[Data about app and page elements]
☆ ☆ ☆ ☆
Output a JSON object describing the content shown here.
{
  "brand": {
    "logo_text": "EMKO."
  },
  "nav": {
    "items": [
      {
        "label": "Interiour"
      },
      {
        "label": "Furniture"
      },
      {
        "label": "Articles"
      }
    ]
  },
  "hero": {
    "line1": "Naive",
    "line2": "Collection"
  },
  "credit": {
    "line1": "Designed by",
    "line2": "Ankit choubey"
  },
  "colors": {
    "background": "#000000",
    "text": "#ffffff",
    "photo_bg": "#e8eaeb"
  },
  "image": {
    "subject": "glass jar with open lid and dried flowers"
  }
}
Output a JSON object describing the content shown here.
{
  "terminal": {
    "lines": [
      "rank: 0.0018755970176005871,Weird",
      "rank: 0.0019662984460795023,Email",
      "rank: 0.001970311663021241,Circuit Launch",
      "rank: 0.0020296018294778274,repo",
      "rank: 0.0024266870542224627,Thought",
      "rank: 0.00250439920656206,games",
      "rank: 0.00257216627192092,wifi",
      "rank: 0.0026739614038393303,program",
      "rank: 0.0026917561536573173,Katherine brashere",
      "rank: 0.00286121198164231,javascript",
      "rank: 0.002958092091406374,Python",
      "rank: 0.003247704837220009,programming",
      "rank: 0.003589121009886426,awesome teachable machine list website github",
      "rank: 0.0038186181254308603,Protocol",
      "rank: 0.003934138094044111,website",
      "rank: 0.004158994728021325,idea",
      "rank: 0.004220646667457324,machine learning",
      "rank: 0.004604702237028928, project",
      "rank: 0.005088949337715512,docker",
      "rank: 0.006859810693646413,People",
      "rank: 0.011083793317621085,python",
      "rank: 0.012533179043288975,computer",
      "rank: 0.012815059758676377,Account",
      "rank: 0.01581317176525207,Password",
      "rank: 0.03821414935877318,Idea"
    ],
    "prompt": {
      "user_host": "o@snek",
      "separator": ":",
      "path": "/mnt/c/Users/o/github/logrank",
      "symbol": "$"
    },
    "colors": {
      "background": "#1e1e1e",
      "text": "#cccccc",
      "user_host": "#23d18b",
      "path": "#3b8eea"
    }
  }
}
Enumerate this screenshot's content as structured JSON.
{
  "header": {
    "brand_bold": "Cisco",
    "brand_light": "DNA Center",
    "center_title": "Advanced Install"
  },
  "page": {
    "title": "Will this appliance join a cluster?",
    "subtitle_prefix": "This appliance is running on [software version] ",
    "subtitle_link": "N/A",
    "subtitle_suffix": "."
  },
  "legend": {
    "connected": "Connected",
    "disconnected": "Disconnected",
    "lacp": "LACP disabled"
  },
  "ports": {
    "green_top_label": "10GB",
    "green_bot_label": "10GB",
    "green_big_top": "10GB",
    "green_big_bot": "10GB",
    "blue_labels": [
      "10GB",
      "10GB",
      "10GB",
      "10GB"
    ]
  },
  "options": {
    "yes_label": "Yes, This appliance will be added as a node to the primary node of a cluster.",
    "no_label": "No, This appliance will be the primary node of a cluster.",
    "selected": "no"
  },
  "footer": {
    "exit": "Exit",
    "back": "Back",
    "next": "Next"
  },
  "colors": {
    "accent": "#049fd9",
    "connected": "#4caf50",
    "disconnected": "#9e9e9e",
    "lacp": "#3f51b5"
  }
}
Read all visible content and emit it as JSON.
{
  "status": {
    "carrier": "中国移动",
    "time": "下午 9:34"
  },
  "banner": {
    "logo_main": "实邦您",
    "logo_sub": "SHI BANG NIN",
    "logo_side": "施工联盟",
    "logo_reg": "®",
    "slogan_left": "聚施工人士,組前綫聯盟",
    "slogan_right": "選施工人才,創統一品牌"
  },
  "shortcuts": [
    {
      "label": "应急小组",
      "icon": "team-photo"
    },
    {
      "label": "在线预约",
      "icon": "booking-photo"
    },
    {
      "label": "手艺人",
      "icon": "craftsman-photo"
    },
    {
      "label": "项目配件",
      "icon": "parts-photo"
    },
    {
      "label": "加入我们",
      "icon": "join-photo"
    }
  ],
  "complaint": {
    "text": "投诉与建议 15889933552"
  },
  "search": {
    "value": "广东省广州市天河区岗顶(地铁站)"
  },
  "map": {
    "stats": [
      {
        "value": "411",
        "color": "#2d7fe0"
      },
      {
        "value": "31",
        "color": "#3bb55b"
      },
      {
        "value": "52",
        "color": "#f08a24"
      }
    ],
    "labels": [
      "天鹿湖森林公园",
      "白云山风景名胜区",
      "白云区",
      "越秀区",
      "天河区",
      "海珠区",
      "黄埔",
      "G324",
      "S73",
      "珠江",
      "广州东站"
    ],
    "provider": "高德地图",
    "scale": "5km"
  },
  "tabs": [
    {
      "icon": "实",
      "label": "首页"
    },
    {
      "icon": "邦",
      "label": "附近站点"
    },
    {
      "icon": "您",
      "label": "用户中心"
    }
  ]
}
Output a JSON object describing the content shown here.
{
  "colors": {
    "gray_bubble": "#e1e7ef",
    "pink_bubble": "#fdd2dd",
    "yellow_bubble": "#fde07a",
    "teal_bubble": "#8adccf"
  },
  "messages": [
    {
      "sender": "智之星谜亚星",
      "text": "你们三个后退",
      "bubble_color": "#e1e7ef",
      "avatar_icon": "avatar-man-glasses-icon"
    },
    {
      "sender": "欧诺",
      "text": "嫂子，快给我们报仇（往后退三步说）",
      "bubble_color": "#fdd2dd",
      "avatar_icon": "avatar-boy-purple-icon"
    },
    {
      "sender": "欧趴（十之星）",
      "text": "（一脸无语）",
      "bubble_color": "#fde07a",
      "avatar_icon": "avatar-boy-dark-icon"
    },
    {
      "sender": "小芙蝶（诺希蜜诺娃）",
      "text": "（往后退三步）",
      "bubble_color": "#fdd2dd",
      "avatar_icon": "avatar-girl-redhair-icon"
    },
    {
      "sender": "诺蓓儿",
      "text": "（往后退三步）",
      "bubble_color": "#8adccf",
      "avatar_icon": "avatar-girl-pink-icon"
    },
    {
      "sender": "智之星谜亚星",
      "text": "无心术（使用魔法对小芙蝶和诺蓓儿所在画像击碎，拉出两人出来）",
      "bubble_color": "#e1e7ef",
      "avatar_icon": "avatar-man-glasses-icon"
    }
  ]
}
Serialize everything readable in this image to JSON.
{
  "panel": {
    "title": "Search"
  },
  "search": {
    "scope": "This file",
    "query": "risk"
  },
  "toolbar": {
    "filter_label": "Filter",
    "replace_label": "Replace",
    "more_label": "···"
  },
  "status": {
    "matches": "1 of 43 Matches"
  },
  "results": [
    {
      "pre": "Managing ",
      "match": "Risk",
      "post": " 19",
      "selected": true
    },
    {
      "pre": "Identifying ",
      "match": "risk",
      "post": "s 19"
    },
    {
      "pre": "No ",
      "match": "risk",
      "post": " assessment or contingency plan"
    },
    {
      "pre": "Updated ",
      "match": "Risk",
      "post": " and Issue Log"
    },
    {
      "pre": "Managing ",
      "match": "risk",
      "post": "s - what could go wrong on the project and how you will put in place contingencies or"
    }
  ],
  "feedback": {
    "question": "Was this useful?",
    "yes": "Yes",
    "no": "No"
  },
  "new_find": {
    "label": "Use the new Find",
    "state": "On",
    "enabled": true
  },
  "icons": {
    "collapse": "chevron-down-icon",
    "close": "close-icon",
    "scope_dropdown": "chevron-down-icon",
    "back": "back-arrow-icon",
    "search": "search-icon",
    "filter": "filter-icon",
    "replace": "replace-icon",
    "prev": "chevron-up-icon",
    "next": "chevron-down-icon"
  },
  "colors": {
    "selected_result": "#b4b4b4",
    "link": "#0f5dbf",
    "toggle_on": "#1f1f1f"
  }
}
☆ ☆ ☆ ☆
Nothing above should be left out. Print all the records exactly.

▸ Response to the exercise
Output a JSON object describing the content shown here.
{
  "brand": {
    "logo_text": "EMKO."
  },
  "nav": {
    "items": [
      {
        "label": "Interiour"
      },
      {
        "label": "Furniture"
      },
      {
        "label": "Articles"
      }
    ]
  },
  "hero": {
    "line1": "Naive",
    "line2": "Collection"
  },
  "credit": {
    "line1": "Designed by",
    "line2": "Ankit choubey"
  },
  "colors": {
    "background": "#000000",
    "text": "#ffffff",
    "photo_bg": "#e8eaeb"
  },
  "image": {
    "subject": "glass jar with open lid and dried flowers"
  }
}
Output a JSON object describing the content shown here.
{
  "terminal": {
    "lines": [
      "rank: 0.0018755970176005871,Weird",
      "rank: 0.0019662984460795023,Email",
      "rank: 0.001970311663021241,Circuit Launch",
      "rank: 0.0020296018294778274,repo",
      "rank: 0.0024266870542224627,Thought",
      "rank: 0.00250439920656206,games",
      "rank: 0.00257216627192092,wifi",
      "rank: 0.0026739614038393303,program",
      "rank: 0.0026917561536573173,Katherine brashere",
      "rank: 0.00286121198164231,javascript",
      "rank: 0.002958092091406374,Python",
      "rank: 0.003247704837220009,programming",
      "rank: 0.003589121009886426,awesome teachable machine list website github",
      "rank: 0.0038186181254308603,Protocol",
      "rank: 0.003934138094044111,website",
      "rank: 0.004158994728021325,idea",
      "rank: 0.004220646667457324,machine learning",
      "rank: 0.004604702237028928, project",
      "rank: 0.005088949337715512,docker",
      "rank: 0.006859810693646413,People",
      "rank: 0.011083793317621085,python",
      "rank: 0.012533179043288975,computer",
      "rank: 0.012815059758676377,Account",
      "rank: 0.01581317176525207,Password",
      "rank: 0.03821414935877318,Idea"
    ],
    "prompt": {
      "user_host": "o@snek",
      "separator": ":",
      "path": "/mnt/c/Users/o/github/logrank",
      "symbol": "$"
    },
    "colors": {
      "background": "#1e1e1e",
      "text": "#cccccc",
      "user_host": "#23d18b",
      "path": "#3b8eea"
    }
  }
}
Enumerate this screenshot's content as structured JSON.
{
  "header": {
    "brand_bold": "Cisco",
    "brand_light": "DNA Center",
    "center_title": "Advanced Install"
  },
  "page": {
    "title": "Will this appliance join a cluster?",
    "subtitle_prefix": "This appliance is running on [software version] ",
    "subtitle_link": "N/A",
    "subtitle_suffix": "."
  },
  "legend": {
    "connected": "Connected",
    "disconnected": "Disconnected",
    "lacp": "LACP disabled"
  },
  "ports": {
    "green_top_label": "10GB",
    "green_bot_label": "10GB",
    "green_big_top": "10GB",
    "green_big_bot": "10GB",
    "blue_labels": [
      "10GB",
      "10GB",
      "10GB",
      "10GB"
    ]
  },
  "options": {
    "yes_label": "Yes, This appliance will be added as a node to the primary node of a cluster.",
    "no_label": "No, This appliance will be the primary node of a cluster.",
    "selected": "no"
  },
  "footer": {
    "exit": "Exit",
    "back": "Back",
    "next": "Next"
  },
  "colors": {
    "accent": "#049fd9",
    "connected": "#4caf50",
    "disconnected": "#9e9e9e",
    "lacp": "#3f51b5"
  }
}
Read all visible content and emit it as JSON.
{
  "status": {
    "carrier": "中国移动",
    "time": "下午 9:34"
  },
  "banner": {
    "logo_main": "实邦您",
    "logo_sub": "SHI BANG NIN",
    "logo_side": "施工联盟",
    "logo_reg": "®",
    "slogan_left": "聚施工人士,組前綫聯盟",
    "slogan_right": "選施工人才,創統一品牌"
  },
  "shortcuts": [
    {
      "label": "应急小组",
      "icon": "team-photo"
    },
    {
      "label": "在线预约",
      "icon": "booking-photo"
    },
    {
      "label": "手艺人",
      "icon": "craftsman-photo"
    },
    {
      "label": "项目配件",
      "icon": "parts-photo"
    },
    {
      "label": "加入我们",
      "icon": "join-photo"
    }
  ],
  "complaint": {
    "text": "投诉与建议 15889933552"
  },
  "search": {
    "value": "广东省广州市天河区岗顶(地铁站)"
  },
  "map": {
    "stats": [
      {
        "value": "411",
        "color": "#2d7fe0"
      },
      {
        "value": "31",
        "color": "#3bb55b"
      },
      {
        "value": "52",
        "color": "#f08a24"
      }
    ],
    "labels": [
      "天鹿湖森林公园",
      "白云山风景名胜区",
      "白云区",
      "越秀区",
      "天河区",
      "海珠区",
      "黄埔",
      "G324",
      "S73",
      "珠江",
      "广州东站"
    ],
    "provider": "高德地图",
    "scale": "5km"
  },
  "tabs": [
    {
      "icon": "实",
      "label": "首页"
    },
    {
      "icon": "邦",
      "label": "附近站点"
    },
    {
      "icon": "您",
      "label": "用户中心"
    }
  ]
}
Output a JSON object describing the content shown here.
{
  "colors": {
    "gray_bubble": "#e1e7ef",
    "pink_bubble": "#fdd2dd",
    "yellow_bubble": "#fde07a",
    "teal_bubble": "#8adccf"
  },
  "messages": [
    {
      "sender": "智之星谜亚星",
      "text": "你们三个后退",
      "bubble_color": "#e1e7ef",
      "avatar_icon": "avatar-man-glasses-icon"
    },
    {
      "sender": "欧诺",
      "text": "嫂子，快给我们报仇（往后退三步说）",
      "bubble_color": "#fdd2dd",
      "avatar_icon": "avatar-boy-purple-icon"
    },
    {
      "sender": "欧趴（十之星）",
      "text": "（一脸无语）",
      "bubble_color": "#fde07a",
      "avatar_icon": "avatar-boy-dark-icon"
    },
    {
      "sender": "小芙蝶（诺希蜜诺娃）",
      "text": "（往后退三步）",
      "bubble_color": "#fdd2dd",
      "avatar_icon": "avatar-girl-redhair-icon"
    },
    {
      "sender": "诺蓓儿",
      "text": "（往后退三步）",
      "bubble_color": "#8adccf",
      "avatar_icon": "avatar-girl-pink-icon"
    },
    {
      "sender": "智之星谜亚星",
      "text": "无心术（使用魔法对小芙蝶和诺蓓儿所在画像击碎，拉出两人出来）",
      "bubble_color": "#e1e7ef",
      "avatar_icon": "avatar-man-glasses-icon"
    }
  ]
}
Serialize everything readable in this image to JSON.
{
  "panel": {
    "title": "Search"
  },
  "search": {
    "scope": "This file",
    "query": "risk"
  },
  "toolbar": {
    "filter_label": "Filter",
    "replace_label": "Replace",
    "more_label": "···"
  },
  "status": {
    "matches": "1 of 43 Matches"
  },
  "results": [
    {
      "pre": "Managing ",
      "match": "Risk",
      "post": " 19",
      "selected": true
    },
    {
      "pre": "Identifying ",
      "match": "risk",
      "post": "s 19"
    },
    {
      "pre": "No ",
      "match": "risk",
      "post": " assessment or contingency plan"
    },
    {
      "pre": "Updated ",
      "match": "Risk",
      "post": " and Issue Log"
    },
    {
      "pre": "Managing ",
      "match": "risk",
      "post": "s - what could go wrong on the project and how you will put in place contingencies or"
    }
  ],
  "feedback": {
    "question": "Was this useful?",
    "yes": "Yes",
    "no": "No"
  },
  "new_find": {
    "label": "Use the new Find",
    "state": "On",
    "enabled": true
  },
  "icons": {
    "collapse": "chevron-down-icon",
    "close": "close-icon",
    "scope_dropdown": "chevron-down-icon",
    "back": "back-arrow-icon",
    "search": "search-icon",
    "filter": "filter-icon",
    "replace": "replace-icon",
    "prev": "chevron-up-icon",
    "next": "chevron-down-icon"
  },
  "colors": {
    "selected_result": "#b4b4b4",
    "link": "#0f5dbf",
    "toggle_on": "#1f1f1f"
  }
}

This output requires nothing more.